This morning, I sat in the beauty salon, peering over my delicious People magazine, watching her get her hair cut. She sat in the far corner with a black smock wrapped around her, and her wet hair was combed like an awning over her face. My beloved hairdresser Kathy, with bubblegum pink hair and skin sleeved in tattoos, was asking her questions and 12-year-old G was prattling on, as she often does since she’s never once been shy.
Gabrielle has magnificent hair: the color of spun gold, soft, yet so substantial that when she pulls it into a ponytail it’s as thick as your wrist. Sometimes while she’s brushing her teeth, I stand behind her just to hold the hair in my hand, squeeze it just to feel its beautiful bulk.
For the past year, her goal has been to grow her hair out, which she has successfully done. But long, straight hair is long, straight hair and one morning after 20 minutes of trying to keep it from looking flat, I explained it was time to get it cut. This was met with a firm “absolutely not” so we, with her mom’s consent, decided on getting layers to give it a lift.
Admittedly, I am not well versed in the long hair department. I never really had it growing up, in large part because I never had the hair for it but also because my mom never truly approved. I don’t know if it’s a Canadian thing or a French thing, but short hair was always considered more chic than long hair, and I have a very strong suspicion my mom viewed a short haircut as a hard lesson in forming my womanhood.
“Don’t rely on your looks,” it seemed to imply. “Rely on your personality.”
So I scrapped around in boy-short hair for the vast majority of my childhood, admiring girls with long locks but always feeling slightly brave that I didn’t have them. All my mom had to tell me was my short hair made me look “French” and I’d head for another chopping.
But there were a couple of years, when I was about Gabrielle’s age, that I also decided I would grow my hair out. It got to about my shoulders when I decided it, too, needed a boost. After extensively begging my parents, I convinced them what I needed was a spiral perm, the quintessential look in Winnipeg in 1989.

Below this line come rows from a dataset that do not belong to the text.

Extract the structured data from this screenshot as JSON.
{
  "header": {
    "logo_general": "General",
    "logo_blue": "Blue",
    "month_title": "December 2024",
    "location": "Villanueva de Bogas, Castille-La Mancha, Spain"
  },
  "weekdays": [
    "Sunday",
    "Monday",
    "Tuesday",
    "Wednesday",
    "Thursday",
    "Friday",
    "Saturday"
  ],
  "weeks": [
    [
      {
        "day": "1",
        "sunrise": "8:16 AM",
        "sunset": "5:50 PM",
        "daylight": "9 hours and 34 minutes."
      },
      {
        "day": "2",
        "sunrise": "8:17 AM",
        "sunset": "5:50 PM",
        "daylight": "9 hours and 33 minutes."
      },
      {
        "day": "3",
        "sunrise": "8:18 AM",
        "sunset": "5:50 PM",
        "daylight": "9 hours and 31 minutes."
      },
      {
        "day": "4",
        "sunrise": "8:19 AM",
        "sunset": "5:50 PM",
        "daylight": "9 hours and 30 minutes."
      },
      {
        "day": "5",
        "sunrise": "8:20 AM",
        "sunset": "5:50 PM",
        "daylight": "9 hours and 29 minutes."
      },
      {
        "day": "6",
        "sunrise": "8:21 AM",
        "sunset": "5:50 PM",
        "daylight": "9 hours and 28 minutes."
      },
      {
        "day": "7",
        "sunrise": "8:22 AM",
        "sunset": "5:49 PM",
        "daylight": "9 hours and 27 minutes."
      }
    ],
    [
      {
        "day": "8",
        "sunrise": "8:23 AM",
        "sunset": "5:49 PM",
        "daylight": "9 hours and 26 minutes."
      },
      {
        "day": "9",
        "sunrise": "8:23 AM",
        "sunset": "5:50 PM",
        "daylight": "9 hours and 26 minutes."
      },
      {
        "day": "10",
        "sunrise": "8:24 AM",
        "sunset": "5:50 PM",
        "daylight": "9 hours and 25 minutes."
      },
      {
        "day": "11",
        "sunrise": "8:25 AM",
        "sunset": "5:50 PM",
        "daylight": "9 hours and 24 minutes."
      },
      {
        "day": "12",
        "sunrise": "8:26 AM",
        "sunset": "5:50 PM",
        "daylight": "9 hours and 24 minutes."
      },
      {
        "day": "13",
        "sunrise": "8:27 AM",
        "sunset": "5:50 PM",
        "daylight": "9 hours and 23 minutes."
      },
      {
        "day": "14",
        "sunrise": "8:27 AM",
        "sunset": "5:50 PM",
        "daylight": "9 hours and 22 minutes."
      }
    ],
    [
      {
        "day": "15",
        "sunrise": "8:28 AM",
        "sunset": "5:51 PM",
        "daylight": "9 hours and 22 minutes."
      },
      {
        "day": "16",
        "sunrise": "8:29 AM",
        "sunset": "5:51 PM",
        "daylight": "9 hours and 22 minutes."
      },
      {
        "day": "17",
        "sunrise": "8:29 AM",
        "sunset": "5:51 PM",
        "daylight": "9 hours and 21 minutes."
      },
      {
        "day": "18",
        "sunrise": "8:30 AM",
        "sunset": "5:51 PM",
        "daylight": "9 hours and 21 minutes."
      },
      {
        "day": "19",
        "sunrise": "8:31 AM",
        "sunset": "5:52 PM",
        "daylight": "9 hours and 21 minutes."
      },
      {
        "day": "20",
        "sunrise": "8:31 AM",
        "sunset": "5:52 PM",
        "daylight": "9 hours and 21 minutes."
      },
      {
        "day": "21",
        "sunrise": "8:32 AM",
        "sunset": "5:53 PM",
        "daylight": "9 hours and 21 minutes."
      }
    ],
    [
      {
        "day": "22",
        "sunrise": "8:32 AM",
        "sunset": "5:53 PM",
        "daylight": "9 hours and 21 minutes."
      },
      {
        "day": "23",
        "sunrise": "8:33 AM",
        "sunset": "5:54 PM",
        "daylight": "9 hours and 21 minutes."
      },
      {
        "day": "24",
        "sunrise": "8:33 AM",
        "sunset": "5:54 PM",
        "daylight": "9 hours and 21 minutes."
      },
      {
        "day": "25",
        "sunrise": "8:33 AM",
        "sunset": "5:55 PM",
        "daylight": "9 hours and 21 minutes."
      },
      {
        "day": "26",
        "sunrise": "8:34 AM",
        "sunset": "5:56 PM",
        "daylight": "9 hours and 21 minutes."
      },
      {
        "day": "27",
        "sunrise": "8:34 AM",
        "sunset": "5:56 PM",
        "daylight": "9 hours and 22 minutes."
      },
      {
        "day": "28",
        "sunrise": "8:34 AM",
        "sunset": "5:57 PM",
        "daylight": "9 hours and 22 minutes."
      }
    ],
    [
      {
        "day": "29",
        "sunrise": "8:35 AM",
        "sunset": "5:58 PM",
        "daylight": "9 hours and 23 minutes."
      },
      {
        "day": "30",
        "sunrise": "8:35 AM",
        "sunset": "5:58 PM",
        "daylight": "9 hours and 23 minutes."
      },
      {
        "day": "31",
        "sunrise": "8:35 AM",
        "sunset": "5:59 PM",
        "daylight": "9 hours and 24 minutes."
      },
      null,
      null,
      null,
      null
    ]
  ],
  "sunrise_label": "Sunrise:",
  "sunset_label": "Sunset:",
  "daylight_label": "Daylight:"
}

Perhaps because it would make my hair look shorter, my mom consented and took me to a salon that I never went to again but still very clearly remember. It had walls so white they were nearly blue, slick stylists who didn’t smile very often, and Depeche Mode singing, unimpressed, in the background. My mom dropped me off and I settled in, feeling ridiculously grown up.
The hairdresser rolled my hair in pink curlers and tucked long ribbons of cotton batting along the rim of my hairline. Then, as her Pet Shop Boys t-shirt rolled off one shoulder, she squirted some chemicals onto my scalp, whose astringent but exciting scent I will never forget.
She wrapped my hair in plastic, and I was made to sit under a hair drier for, oh, eternity. My scalp got increasingly itchy but I didn’t mind a bit; if this was the price of beauty, I was willing to shell out my share to anyone who was charging. In the meantime, a blizzard had started raging outside, and I wondered if my mom would be able to get back to pick me up.
As the stylist started unraveling my hair, though, I realized I didn’t even care. As the hair started to spring from the curlers, I was an entirely new me. My hair was as electrified as a pop star’s. It made my skin more clear, my nose smaller and my chest bigger. When she worked in the styling paste — whose beeswaxy scent I also remember — I realized I was absolutely gorgeous.
As Gabrielle looks at herself in the vanity mirror and flings her hair behind her shoulders, I realize she, too, is having that day. One in which you feel pretty, powerful, popular. One you’ll never forget. And one in which your childhood is being shed for your adolescence — and, honey, you’re ready for it.